Have you ever wondered what motivates students to come to class without reading and studying the assigned chapter? You are not alone! Faculty members across the nation are becoming increasingly challenged by students’ lack of dispositions that enhance learning. Every discipline has learning standards and achievement expectations that help drive students’ success. However, such expectations do not equal success. It is the motivation to pursue excellence, a work ethic that reflects the determination to solve problems, the attention to the smallest details, and the desire to be the very best that distinguishes students who make a difference in their given professions.
Users of Apple’s Keynote should be right at home working in Pages, at least in the way it displays documents, creates or opens new documents, the location of menu items, the way folders are created and deleted, etc. And for good reason; Pages is part of the Apple’s iWork suite, which includes Keynote for presentations, Pages for documents, and Numbers for spreadsheets.
On Tuesday, I provided general suggestions on course-based grading expectations practices. Here I share some ideas for grading specific assignments.
Use a bank of comments that are precise, detailed, and clear. The smart online educator is the one who has a bank of comments from which he/she can draw on to give students feedback on any number of items in the course. But there are two important items here that will make these precast comments most effective: 1) Have comments point out not only when something is wrong but also why it is wrong and how to get it right. In this manner, each comment becomes a mini teacher’s aide in the assignment. 2) Adjust (personalize) any comment as is necessary when your comment as written does not exactly match the problem you see in the student’s assignment. This way each comment is a perfect fit for the error, allowing the student to learn more fully.
Students know that in any online course assignments will be required, and students expect the online educator to read the assignments and give feedback that can help them improve their understanding of the subject and improve grades on future assignments in the course. All instructors give feedback—but there is an approach to grading assignments that is merely okay, and another that involves grading mini lessons in the subject matter while also motivating the students to do better. It is this latter approach that must be practiced so that the student can do the maximum learning in the online environment.
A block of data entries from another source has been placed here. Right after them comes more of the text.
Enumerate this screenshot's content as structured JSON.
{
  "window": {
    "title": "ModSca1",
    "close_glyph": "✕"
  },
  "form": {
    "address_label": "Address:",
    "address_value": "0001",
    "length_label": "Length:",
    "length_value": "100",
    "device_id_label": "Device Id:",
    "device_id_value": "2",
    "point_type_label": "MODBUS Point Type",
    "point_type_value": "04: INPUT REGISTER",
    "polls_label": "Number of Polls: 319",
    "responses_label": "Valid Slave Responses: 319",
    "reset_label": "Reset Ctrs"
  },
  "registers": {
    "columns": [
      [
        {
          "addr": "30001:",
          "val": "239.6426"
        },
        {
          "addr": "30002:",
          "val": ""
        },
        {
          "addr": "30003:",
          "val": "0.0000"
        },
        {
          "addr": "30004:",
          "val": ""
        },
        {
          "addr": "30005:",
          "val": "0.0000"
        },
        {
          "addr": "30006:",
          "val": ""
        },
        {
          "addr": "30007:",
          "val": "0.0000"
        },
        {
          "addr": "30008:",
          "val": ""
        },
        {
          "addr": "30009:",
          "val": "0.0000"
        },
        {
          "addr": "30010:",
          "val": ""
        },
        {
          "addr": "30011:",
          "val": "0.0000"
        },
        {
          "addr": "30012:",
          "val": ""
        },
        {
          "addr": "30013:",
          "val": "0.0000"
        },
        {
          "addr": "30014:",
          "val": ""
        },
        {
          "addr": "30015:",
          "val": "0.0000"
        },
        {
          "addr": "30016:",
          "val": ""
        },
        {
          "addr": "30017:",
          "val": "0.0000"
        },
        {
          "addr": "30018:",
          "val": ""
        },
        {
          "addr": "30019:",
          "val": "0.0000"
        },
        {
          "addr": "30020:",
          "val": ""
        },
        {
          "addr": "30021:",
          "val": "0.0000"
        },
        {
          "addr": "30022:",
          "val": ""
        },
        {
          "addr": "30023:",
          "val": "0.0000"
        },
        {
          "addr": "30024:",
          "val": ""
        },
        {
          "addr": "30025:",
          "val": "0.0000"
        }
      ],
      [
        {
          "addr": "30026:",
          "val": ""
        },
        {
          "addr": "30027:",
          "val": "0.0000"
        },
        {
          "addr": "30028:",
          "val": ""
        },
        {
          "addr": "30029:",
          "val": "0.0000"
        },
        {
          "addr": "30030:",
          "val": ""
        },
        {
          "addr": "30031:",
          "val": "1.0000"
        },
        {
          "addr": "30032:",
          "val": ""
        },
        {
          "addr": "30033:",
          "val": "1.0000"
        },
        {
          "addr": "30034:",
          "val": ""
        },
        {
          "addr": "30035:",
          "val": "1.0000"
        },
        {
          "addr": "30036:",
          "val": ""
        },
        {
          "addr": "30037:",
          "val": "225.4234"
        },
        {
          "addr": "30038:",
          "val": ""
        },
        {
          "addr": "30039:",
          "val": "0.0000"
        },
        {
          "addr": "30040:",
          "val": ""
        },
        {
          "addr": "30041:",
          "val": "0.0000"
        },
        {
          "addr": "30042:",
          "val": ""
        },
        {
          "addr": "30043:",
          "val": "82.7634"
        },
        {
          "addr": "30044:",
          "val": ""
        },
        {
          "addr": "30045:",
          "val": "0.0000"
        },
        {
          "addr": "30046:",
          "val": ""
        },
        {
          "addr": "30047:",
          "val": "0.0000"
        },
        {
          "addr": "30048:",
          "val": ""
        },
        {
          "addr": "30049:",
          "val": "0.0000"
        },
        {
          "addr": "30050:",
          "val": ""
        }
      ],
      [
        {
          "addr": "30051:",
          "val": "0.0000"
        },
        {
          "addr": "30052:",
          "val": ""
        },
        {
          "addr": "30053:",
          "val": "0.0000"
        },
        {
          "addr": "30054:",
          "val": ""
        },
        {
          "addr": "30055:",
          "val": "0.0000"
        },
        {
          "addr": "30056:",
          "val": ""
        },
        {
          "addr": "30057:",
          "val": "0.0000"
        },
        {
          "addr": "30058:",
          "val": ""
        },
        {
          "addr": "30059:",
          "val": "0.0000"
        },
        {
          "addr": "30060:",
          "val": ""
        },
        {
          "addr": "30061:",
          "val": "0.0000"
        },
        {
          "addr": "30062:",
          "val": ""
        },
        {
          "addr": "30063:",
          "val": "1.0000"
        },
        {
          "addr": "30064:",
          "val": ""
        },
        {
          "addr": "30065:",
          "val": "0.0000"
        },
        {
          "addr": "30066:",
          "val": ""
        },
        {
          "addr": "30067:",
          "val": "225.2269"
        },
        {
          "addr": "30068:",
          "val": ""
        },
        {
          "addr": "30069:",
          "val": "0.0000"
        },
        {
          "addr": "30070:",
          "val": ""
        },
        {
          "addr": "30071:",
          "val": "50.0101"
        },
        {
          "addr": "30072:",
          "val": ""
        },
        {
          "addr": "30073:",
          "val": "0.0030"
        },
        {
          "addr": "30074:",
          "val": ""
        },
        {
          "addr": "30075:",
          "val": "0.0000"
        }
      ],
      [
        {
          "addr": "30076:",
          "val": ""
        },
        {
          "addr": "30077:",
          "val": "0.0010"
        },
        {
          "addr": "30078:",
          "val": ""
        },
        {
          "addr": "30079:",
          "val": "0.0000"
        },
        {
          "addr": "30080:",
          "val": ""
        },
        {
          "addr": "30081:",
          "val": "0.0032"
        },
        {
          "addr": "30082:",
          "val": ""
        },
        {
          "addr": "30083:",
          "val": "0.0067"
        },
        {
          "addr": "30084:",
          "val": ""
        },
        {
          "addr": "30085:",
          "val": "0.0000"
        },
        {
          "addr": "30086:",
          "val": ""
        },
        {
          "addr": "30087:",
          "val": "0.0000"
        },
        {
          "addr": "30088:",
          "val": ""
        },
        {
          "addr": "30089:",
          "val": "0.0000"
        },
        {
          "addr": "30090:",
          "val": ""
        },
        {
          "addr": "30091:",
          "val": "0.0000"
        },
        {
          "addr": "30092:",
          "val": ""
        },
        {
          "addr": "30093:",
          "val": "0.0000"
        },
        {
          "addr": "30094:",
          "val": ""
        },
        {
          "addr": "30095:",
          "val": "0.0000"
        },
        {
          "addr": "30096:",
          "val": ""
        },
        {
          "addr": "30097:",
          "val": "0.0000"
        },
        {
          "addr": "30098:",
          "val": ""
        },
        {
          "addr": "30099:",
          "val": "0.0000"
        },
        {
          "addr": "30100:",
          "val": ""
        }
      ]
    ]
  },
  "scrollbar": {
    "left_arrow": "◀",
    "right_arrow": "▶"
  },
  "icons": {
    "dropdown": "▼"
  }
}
We appreciated reading Dr. Weimer’s article “Getting students to act on our feedback” (March 5, 2012). The solution proposed of asking students to identify three ways to improve their assignment based on instructor feedback is a great idea. We would like to offer a further solution that addresses students’ incorporating instructor feedback.
I hope you won’t stop reading once you find out the idea being proposed here involves automating the feedback provided students on papers, projects, and presentations. If you were to look at a graded set of papers and make a list of the comments offered as feedback, how many of those comments have you written more than once? Is the answer many? If so, you should read on.
Assembling the annual tenure and promotion dossier to best represent one’s teaching, research, and service can be overwhelming and anxiety-ridden for some junior faculty. Yet, prior to earning tenure, junior faculty in colleges and universities across the country spend untold hours preparing the annual dossier to present and illustrate accomplishments and productivity across teaching, research, and service.
If unprepared students and student motivation are two of your biggest teaching challenges, you’re not alone. They scored number one and two in the annual Faculty Focus reader survey conducted earlier this year.
“I don’t really have any diversity issues in my class because all of my students are white.”
“I have a lot of content to cover, so there’s really no time to address multiculturalism.”
Diversity, once largely centered on race and ethnicity, has evolved over the years to include a broad range of personal attributes, experiences, and backgrounds, each interlocking to create one’s social identity.